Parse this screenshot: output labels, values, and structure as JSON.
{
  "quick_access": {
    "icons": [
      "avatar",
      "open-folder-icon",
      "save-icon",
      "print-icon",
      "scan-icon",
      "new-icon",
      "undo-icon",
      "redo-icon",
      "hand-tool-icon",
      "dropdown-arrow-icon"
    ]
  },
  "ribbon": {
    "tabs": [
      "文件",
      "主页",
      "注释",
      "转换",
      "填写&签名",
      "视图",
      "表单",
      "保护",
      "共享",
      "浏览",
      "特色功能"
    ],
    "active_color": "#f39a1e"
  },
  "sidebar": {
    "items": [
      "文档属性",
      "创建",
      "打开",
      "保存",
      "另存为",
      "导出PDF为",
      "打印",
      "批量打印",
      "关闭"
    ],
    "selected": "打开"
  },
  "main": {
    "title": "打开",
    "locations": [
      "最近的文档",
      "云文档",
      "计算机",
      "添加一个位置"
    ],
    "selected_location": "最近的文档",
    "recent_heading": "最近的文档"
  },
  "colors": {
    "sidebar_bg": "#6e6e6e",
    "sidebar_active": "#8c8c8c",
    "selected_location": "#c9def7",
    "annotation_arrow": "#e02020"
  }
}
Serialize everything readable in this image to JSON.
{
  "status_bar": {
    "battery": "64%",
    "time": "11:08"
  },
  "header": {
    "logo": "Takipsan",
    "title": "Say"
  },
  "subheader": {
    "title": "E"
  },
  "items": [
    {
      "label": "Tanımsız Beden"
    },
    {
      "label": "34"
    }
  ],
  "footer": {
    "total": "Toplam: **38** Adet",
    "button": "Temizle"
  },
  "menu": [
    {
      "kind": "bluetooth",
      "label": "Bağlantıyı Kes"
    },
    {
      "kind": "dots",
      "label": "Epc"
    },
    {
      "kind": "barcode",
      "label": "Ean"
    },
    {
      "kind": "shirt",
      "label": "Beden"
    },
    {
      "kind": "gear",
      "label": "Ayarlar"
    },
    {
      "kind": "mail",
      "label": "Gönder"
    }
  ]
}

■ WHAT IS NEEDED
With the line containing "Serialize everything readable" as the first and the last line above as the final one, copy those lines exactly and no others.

■ RESPONSE TO THE EXERCISE
Serialize everything readable in this image to JSON.
{
  "status_bar": {
    "battery": "64%",
    "time": "11:08"
  },
  "header": {
    "logo": "Takipsan",
    "title": "Say"
  },
  "subheader": {
    "title": "E"
  },
  "items": [
    {
      "label": "Tanımsız Beden"
    },
    {
      "label": "34"
    }
  ],
  "footer": {
    "total": "Toplam: **38** Adet",
    "button": "Temizle"
  },
  "menu": [
    {
      "kind": "bluetooth",
      "label": "Bağlantıyı Kes"
    },
    {
      "kind": "dots",
      "label": "Epc"
    },
    {
      "kind": "barcode",
      "label": "Ean"
    },
    {
      "kind": "shirt",
      "label": "Beden"
    },
    {
      "kind": "gear",
      "label": "Ayarlar"
    },
    {
      "kind": "mail",
      "label": "Gönder"
    }
  ]
}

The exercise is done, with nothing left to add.